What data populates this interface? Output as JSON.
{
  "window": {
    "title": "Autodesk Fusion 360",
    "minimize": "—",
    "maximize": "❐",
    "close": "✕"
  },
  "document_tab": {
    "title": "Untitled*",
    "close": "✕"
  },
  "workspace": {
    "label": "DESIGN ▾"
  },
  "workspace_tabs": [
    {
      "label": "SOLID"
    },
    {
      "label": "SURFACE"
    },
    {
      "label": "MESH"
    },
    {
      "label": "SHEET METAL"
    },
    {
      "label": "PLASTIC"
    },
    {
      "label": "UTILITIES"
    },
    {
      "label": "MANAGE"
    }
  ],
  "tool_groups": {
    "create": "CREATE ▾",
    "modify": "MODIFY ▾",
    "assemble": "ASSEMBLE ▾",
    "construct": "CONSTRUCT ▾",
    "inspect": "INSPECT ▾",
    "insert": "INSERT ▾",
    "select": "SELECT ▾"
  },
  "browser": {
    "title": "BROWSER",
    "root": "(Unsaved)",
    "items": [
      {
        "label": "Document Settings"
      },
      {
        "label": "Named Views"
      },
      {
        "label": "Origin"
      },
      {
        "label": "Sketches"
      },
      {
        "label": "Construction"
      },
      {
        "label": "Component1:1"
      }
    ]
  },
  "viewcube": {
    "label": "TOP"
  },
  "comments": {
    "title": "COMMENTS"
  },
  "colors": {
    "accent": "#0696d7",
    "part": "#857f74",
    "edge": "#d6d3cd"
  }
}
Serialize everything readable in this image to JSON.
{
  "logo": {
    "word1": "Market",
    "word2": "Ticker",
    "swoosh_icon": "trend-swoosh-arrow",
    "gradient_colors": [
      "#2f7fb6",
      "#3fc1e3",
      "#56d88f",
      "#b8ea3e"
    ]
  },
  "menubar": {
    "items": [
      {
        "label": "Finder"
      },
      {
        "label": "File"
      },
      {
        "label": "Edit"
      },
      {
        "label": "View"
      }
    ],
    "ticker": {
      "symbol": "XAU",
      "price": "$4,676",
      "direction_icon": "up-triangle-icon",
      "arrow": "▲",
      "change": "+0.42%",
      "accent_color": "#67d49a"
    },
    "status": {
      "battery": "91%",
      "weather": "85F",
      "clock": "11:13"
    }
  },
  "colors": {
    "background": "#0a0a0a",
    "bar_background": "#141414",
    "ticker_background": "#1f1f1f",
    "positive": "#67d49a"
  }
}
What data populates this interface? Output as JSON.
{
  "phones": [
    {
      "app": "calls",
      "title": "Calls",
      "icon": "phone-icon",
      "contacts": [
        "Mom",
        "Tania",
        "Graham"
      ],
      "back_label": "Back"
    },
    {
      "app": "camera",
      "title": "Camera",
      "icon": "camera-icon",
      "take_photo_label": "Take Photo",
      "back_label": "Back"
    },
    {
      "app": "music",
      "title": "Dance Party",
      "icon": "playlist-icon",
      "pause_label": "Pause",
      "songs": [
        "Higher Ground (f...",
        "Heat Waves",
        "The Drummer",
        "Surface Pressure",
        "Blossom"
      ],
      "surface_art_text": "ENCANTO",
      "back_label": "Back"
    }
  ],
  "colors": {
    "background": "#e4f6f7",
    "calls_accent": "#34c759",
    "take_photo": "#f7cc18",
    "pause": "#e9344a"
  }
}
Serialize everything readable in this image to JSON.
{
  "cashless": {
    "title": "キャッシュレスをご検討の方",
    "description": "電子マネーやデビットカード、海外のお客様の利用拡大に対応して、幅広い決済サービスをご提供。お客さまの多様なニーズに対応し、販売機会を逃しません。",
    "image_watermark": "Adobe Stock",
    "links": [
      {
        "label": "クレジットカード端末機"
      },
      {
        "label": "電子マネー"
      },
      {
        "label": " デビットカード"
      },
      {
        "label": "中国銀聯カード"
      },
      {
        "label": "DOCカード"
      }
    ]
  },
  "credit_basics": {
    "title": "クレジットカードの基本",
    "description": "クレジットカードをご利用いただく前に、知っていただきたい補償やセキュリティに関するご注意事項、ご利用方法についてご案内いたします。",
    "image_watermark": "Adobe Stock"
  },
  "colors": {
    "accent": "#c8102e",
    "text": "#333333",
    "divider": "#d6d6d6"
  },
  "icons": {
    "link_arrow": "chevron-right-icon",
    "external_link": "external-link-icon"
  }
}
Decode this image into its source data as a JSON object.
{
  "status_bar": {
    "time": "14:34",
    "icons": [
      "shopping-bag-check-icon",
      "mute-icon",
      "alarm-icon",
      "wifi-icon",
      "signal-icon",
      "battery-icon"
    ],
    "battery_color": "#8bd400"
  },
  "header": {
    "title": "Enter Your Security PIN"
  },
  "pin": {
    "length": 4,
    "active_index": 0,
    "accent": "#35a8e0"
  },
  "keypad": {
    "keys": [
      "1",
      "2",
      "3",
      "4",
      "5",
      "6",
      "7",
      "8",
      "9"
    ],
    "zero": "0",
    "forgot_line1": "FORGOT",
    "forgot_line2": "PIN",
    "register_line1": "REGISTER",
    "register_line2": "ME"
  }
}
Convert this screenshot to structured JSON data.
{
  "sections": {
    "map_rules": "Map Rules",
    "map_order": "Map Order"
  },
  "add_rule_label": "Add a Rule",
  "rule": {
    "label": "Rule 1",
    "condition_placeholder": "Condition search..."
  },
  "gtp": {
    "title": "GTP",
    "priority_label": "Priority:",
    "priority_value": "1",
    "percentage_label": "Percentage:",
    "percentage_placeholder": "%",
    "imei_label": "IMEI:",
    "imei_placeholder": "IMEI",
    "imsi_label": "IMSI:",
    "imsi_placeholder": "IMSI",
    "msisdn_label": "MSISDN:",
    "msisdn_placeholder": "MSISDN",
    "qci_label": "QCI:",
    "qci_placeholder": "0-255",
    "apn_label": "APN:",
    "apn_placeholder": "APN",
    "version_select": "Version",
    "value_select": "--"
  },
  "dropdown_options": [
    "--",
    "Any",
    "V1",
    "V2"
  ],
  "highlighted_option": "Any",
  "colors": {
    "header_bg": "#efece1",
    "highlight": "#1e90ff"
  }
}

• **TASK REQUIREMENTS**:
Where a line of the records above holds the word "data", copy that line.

• **RESPONSE TO THE TASK**:
What data populates this interface? Output as JSON.
What data populates this interface? Output as JSON.
Decode this image into its source data as a JSON object.
Convert this screenshot to structured JSON data.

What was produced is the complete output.